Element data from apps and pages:
────────────────

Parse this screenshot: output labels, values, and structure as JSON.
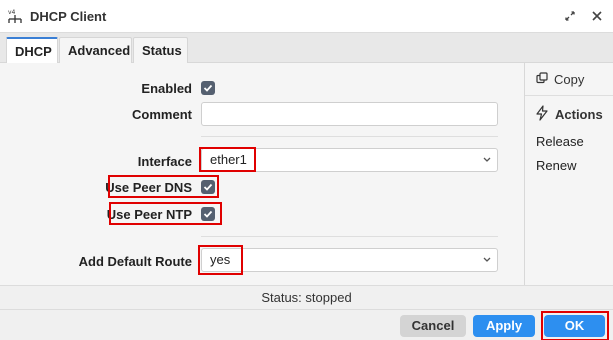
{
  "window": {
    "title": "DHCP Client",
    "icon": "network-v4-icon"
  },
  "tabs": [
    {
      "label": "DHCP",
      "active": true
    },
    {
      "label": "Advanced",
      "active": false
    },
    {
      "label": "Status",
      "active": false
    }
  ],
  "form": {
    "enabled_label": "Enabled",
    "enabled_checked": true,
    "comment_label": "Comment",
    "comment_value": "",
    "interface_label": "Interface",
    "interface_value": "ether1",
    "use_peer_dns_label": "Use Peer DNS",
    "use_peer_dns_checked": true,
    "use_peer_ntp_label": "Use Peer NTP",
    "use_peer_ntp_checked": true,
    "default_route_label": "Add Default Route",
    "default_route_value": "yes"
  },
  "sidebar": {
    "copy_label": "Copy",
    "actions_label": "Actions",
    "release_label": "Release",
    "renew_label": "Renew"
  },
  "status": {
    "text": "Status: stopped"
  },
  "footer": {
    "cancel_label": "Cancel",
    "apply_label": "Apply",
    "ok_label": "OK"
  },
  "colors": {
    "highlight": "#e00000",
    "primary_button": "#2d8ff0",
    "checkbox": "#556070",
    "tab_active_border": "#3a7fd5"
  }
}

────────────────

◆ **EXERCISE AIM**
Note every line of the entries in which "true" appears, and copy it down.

◆ **FINAL ANSWER**
      "active": true
    "enabled_checked": true,
    "use_peer_dns_checked": true,
    "use_peer_ntp_checked": true,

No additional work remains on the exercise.